Balance transfer deals
could be good or bad depending on the way they are used. There are some balance transfer deals, which will almost spell doom for your credit history. These balance transfer deals shouldn't be your option especially when you have a huge outstanding balance.
When the introductory period is not long enough
If the 0 APR is not offered for a long enough period, the balance transfer is not worth the risk. In fact, anything under a year is not really good enough if you are considering a balance transfer. Currently, quite a few credit card issuers
are offering 0% APR for as long as 18 to 21 months. The industry average, without these long introductory periods, is still hovering around 9 months. It's highly recommended to make your own calculating decision, before accepting such cards.
When there is a high annual fee
If you are looking at an annual fee of around $75, then you might reconsider your options. A balance transfer card with such high annual fees might not be really worth it, if you are not saving a lot through the 0% interest during the introductory period.
When there is a balance transfer fee
An increasing number of credit card issuers are imposing a high balance transfer fee these days. These transfer fee is not fixed and is between 3 ?C 5% of the actual balance that you transferring. If you have an outstanding balance of $5000, you are looking at a balance transfer fee of $250, which is quite substantial. This fee is added to your principal, and eat into your savings. Unless you are saving a lot through the 0 APR promotional period, it is not a good idea to pay the excess fee.
When there is an initial down payment needed
Going for a balance transfer card is all about the right calculations without leaving anything to imagination. If a balance transfer deal needs you to pay a part of the amount, then it could upset your calculations. Moreover, the gains through no interest will reduce if you will have to arrange for about 20% initial down payment.
Irrespective of what the introductory offer is, and the term of the introductory period, a balance transfer deal is still a normal credit card. Not being offered any attractive rewards or incentives beyond what you are getting, you should consider other options, as after the introductory period has ended, you will not be able to benefit in any way from the credit card at all.
When the APR is way above what you can manage
It is better to go for a low interest paying credit card than a balance transfer card.
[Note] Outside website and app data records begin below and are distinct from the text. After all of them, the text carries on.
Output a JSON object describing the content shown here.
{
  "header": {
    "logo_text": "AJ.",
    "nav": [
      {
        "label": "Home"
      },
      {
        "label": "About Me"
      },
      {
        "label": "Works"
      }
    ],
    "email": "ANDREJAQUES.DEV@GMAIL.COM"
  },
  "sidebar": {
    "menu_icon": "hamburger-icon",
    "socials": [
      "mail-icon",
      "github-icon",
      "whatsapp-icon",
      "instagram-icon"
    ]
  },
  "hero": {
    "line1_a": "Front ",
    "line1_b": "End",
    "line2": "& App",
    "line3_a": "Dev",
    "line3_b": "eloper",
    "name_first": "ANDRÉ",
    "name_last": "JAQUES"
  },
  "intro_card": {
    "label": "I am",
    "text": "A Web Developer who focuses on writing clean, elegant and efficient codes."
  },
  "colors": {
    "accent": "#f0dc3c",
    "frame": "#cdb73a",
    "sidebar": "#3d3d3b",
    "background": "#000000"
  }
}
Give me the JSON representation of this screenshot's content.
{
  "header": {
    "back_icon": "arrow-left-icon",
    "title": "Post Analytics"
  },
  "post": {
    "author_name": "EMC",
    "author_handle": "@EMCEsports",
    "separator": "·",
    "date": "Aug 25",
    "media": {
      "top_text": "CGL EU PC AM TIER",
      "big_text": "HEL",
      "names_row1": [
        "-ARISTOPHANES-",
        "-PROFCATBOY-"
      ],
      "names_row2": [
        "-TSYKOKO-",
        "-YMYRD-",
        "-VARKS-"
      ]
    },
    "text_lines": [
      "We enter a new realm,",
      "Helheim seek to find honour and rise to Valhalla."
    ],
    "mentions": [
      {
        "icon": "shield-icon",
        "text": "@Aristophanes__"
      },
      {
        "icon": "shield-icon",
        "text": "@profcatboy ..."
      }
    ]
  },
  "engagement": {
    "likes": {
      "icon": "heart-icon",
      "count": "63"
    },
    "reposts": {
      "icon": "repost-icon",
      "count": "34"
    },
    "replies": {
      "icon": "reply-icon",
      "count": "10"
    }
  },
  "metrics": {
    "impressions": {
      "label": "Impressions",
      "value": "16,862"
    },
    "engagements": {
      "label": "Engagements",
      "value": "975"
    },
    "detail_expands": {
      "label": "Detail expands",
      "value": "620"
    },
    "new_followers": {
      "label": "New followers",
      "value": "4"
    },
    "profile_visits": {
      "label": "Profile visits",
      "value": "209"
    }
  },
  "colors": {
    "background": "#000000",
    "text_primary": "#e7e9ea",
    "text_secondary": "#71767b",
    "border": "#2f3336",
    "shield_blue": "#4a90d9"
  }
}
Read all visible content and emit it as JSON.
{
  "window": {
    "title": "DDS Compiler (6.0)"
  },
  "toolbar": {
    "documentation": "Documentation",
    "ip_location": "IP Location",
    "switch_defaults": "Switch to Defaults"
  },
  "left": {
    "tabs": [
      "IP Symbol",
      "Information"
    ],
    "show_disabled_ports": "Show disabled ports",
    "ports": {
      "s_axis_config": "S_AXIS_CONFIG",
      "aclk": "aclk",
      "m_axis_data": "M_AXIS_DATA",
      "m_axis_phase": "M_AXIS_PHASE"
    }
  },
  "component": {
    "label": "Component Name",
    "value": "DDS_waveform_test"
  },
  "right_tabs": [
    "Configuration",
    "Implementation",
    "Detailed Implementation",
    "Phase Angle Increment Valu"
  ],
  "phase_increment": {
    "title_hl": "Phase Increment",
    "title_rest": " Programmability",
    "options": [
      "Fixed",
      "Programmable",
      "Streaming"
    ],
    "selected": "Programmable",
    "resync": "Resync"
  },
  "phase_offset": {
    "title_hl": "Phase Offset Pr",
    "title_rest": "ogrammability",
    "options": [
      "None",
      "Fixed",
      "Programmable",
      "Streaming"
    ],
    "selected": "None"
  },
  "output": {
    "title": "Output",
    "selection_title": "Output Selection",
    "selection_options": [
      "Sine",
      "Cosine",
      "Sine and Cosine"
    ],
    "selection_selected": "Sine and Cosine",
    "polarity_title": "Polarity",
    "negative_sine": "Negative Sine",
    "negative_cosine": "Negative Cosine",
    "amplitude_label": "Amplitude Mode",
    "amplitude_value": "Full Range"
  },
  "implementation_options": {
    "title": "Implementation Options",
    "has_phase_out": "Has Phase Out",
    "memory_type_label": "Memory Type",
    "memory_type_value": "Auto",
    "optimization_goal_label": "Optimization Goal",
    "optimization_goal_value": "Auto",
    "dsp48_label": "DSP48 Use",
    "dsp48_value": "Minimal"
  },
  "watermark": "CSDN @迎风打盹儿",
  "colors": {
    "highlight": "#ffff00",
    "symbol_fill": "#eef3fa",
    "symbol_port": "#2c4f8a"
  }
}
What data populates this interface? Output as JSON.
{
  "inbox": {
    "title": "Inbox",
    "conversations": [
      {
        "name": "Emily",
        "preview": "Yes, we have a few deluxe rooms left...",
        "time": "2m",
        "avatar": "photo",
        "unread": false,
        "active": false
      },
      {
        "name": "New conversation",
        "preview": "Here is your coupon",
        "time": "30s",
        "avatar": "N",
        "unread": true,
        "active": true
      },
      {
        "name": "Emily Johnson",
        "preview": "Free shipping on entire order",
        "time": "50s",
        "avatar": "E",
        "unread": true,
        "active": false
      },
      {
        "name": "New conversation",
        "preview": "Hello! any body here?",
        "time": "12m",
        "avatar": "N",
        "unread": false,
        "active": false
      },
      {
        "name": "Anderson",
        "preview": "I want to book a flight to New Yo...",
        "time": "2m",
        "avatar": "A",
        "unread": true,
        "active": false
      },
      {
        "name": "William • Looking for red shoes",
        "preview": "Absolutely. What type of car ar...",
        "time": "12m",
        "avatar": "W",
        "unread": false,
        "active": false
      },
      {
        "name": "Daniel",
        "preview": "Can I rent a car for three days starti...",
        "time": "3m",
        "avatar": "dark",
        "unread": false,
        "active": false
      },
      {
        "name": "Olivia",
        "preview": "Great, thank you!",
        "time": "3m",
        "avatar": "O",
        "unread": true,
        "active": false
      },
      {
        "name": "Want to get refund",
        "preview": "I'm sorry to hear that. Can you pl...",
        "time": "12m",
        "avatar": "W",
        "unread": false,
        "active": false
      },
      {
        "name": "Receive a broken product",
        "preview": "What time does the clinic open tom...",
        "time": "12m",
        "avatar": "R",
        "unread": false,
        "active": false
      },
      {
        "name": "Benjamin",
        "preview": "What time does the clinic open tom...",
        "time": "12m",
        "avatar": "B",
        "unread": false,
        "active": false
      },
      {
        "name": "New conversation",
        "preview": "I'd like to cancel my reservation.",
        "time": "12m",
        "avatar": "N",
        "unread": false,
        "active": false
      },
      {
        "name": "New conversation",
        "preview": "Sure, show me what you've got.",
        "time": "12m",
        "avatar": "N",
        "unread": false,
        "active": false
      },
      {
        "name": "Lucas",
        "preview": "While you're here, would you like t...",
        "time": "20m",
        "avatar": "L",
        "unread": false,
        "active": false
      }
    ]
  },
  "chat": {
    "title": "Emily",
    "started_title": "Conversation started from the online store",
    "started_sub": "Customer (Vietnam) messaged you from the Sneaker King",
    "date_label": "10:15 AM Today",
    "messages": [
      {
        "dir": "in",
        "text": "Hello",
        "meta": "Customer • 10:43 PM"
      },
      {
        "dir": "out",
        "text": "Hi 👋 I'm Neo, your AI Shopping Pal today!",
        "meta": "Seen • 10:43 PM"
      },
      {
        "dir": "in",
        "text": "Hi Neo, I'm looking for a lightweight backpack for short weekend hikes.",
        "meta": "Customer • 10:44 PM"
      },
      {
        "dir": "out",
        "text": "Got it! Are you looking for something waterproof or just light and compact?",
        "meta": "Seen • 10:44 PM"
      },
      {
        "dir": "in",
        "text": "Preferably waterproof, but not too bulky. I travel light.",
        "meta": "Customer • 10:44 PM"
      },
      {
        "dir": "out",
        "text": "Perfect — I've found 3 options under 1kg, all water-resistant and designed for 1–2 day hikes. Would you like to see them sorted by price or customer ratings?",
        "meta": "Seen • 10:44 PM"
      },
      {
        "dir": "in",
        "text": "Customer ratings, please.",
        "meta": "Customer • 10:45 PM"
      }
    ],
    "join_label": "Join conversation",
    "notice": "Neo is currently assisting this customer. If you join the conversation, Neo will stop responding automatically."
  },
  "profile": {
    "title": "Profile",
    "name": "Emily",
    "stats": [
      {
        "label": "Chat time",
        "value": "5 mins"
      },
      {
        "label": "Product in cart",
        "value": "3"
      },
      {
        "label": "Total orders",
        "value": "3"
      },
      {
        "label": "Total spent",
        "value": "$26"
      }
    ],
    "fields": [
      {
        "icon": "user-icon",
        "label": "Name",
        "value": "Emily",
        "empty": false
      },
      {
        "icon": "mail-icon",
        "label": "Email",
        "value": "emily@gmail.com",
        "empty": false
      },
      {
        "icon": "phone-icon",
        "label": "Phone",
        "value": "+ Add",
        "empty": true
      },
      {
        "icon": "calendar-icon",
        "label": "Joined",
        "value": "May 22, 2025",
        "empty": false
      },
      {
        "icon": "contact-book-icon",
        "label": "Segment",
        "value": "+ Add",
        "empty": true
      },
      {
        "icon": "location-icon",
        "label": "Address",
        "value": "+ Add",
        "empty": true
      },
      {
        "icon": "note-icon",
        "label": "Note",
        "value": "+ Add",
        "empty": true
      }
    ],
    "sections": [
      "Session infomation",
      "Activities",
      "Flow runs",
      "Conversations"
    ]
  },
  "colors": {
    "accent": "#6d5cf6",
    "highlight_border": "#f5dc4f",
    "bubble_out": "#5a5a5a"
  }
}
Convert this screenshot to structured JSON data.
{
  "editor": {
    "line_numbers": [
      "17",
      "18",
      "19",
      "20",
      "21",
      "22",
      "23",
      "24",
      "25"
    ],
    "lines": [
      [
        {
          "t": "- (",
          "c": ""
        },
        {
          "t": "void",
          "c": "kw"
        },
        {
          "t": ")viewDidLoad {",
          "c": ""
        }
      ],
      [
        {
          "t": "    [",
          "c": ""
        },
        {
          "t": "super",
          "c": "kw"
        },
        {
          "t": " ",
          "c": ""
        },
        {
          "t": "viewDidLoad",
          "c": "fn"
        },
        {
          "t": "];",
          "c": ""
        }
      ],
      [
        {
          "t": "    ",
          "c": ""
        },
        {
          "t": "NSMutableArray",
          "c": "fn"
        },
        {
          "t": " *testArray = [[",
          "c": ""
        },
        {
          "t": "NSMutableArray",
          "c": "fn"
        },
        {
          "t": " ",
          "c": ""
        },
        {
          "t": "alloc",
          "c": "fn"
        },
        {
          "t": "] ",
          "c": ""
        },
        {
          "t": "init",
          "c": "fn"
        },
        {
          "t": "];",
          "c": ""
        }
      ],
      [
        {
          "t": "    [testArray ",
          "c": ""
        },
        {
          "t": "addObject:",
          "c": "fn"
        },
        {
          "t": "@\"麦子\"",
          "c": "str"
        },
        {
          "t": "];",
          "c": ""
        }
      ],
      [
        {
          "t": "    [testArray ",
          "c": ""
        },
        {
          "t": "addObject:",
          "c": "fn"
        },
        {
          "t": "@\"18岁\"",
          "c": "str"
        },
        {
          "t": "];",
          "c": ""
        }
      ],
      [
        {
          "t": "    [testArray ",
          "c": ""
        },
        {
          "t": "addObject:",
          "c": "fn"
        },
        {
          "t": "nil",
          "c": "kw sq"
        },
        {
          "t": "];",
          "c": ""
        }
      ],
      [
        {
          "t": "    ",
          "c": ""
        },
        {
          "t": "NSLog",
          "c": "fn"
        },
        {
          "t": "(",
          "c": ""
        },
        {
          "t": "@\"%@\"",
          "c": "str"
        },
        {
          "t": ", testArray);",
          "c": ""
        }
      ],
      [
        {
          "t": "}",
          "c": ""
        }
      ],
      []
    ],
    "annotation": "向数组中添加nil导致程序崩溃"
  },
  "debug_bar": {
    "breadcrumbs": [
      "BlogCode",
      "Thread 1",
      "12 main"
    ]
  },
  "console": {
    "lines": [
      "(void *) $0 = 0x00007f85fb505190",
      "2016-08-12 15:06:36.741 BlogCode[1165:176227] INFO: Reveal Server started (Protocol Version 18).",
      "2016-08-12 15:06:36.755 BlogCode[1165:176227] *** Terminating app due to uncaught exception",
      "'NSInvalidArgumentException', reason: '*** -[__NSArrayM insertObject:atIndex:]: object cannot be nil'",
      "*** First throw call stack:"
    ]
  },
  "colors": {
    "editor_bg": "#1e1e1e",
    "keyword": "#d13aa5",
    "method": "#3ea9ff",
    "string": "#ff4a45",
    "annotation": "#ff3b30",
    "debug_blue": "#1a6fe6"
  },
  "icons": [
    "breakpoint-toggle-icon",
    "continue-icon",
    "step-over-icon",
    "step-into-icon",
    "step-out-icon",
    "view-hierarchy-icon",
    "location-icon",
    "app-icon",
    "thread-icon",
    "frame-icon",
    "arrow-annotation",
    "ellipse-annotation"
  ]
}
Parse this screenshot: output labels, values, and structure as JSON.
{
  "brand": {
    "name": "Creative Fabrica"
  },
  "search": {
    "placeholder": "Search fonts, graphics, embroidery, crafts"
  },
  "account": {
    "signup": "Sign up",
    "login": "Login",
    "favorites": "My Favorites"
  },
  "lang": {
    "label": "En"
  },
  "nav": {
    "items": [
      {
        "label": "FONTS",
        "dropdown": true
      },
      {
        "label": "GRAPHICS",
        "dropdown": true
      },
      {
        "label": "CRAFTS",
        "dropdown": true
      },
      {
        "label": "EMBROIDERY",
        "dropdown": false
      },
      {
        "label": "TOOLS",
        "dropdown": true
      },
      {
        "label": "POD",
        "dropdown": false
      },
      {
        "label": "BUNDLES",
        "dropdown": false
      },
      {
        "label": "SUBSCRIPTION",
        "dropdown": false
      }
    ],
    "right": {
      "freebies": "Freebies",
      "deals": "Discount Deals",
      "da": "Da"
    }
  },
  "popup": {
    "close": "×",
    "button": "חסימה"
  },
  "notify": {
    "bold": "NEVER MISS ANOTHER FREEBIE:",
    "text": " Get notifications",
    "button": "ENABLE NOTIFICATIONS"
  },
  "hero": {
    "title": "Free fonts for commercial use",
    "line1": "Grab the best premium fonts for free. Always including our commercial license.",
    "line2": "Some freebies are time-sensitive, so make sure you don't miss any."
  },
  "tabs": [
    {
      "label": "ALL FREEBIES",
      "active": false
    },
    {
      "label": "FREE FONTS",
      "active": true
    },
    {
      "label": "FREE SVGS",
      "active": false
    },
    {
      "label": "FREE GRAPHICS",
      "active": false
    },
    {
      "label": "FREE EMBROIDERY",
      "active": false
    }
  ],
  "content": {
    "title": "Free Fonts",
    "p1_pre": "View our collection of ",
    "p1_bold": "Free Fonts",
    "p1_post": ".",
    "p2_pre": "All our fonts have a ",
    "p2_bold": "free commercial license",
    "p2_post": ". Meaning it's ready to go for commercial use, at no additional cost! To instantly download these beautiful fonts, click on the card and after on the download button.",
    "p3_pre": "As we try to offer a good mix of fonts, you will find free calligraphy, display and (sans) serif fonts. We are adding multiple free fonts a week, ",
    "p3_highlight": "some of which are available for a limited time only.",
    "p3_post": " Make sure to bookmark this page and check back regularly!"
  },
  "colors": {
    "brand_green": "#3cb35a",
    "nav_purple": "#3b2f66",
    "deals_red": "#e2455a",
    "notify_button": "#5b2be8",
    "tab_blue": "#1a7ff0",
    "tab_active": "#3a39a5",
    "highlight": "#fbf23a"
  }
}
Some cards might initially offers a 0% APR for the first year, then hikes their charges making payments difficult.